Task directions
Your copy of the listing should be exact and should contain no pictures.

Records for the exercise
══════════════════════════════

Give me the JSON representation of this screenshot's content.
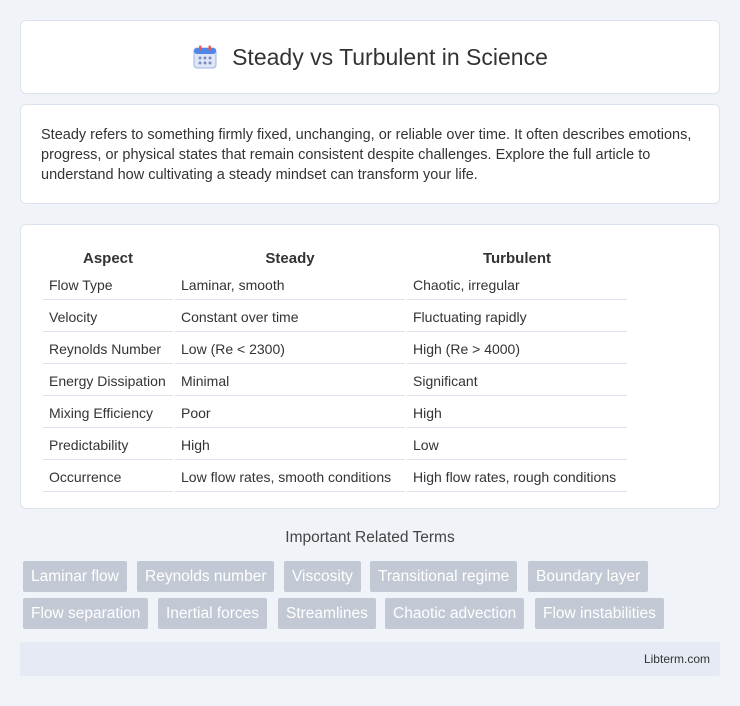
{
  "header": {
    "title": "Steady vs Turbulent in Science",
    "logo_icon": "calendar-icon"
  },
  "intro": {
    "text": "Steady refers to something firmly fixed, unchanging, or reliable over time. It often describes emotions, progress, or physical states that remain consistent despite challenges. Explore the full article to understand how cultivating a steady mindset can transform your life."
  },
  "table": {
    "headers": [
      "Aspect",
      "Steady",
      "Turbulent"
    ],
    "rows": [
      [
        "Flow Type",
        "Laminar, smooth",
        "Chaotic, irregular"
      ],
      [
        "Velocity",
        "Constant over time",
        "Fluctuating rapidly"
      ],
      [
        "Reynolds Number",
        "Low (Re < 2300)",
        "High (Re > 4000)"
      ],
      [
        "Energy Dissipation",
        "Minimal",
        "Significant"
      ],
      [
        "Mixing Efficiency",
        "Poor",
        "High"
      ],
      [
        "Predictability",
        "High",
        "Low"
      ],
      [
        "Occurrence",
        "Low flow rates, smooth conditions",
        "High flow rates, rough conditions"
      ]
    ]
  },
  "related": {
    "title": "Important Related Terms",
    "tags": [
      "Laminar flow",
      "Reynolds number",
      "Viscosity",
      "Transitional regime",
      "Boundary layer",
      "Flow separation",
      "Inertial forces",
      "Streamlines",
      "Chaotic advection",
      "Flow instabilities"
    ]
  },
  "footer": {
    "text": "Libterm.com"
  },
  "colors": {
    "background": "#f0f3f8",
    "tag_bg": "#c2c8d4",
    "footer_bg": "#e5eaf4"
  }
}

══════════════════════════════

Response
Give me the JSON representation of this screenshot's content.
{
  "header": {
    "title": "Steady vs Turbulent in Science",
    "logo_icon": "calendar-icon"
  },
  "intro": {
    "text": "Steady refers to something firmly fixed, unchanging, or reliable over time. It often describes emotions, progress, or physical states that remain consistent despite challenges. Explore the full article to understand how cultivating a steady mindset can transform your life."
  },
  "table": {
    "headers": [
      "Aspect",
      "Steady",
      "Turbulent"
    ],
    "rows": [
      [
        "Flow Type",
        "Laminar, smooth",
        "Chaotic, irregular"
      ],
      [
        "Velocity",
        "Constant over time",
        "Fluctuating rapidly"
      ],
      [
        "Reynolds Number",
        "Low (Re < 2300)",
        "High (Re > 4000)"
      ],
      [
        "Energy Dissipation",
        "Minimal",
        "Significant"
      ],
      [
        "Mixing Efficiency",
        "Poor",
        "High"
      ],
      [
        "Predictability",
        "High",
        "Low"
      ],
      [
        "Occurrence",
        "Low flow rates, smooth conditions",
        "High flow rates, rough conditions"
      ]
    ]
  },
  "related": {
    "title": "Important Related Terms",
    "tags": [
      "Laminar flow",
      "Reynolds number",
      "Viscosity",
      "Transitional regime",
      "Boundary layer",
      "Flow separation",
      "Inertial forces",
      "Streamlines",
      "Chaotic advection",
      "Flow instabilities"
    ]
  },
  "footer": {
    "text": "Libterm.com"
  },
  "colors": {
    "background": "#f0f3f8",
    "tag_bg": "#c2c8d4",
    "footer_bg": "#e5eaf4"
  }
}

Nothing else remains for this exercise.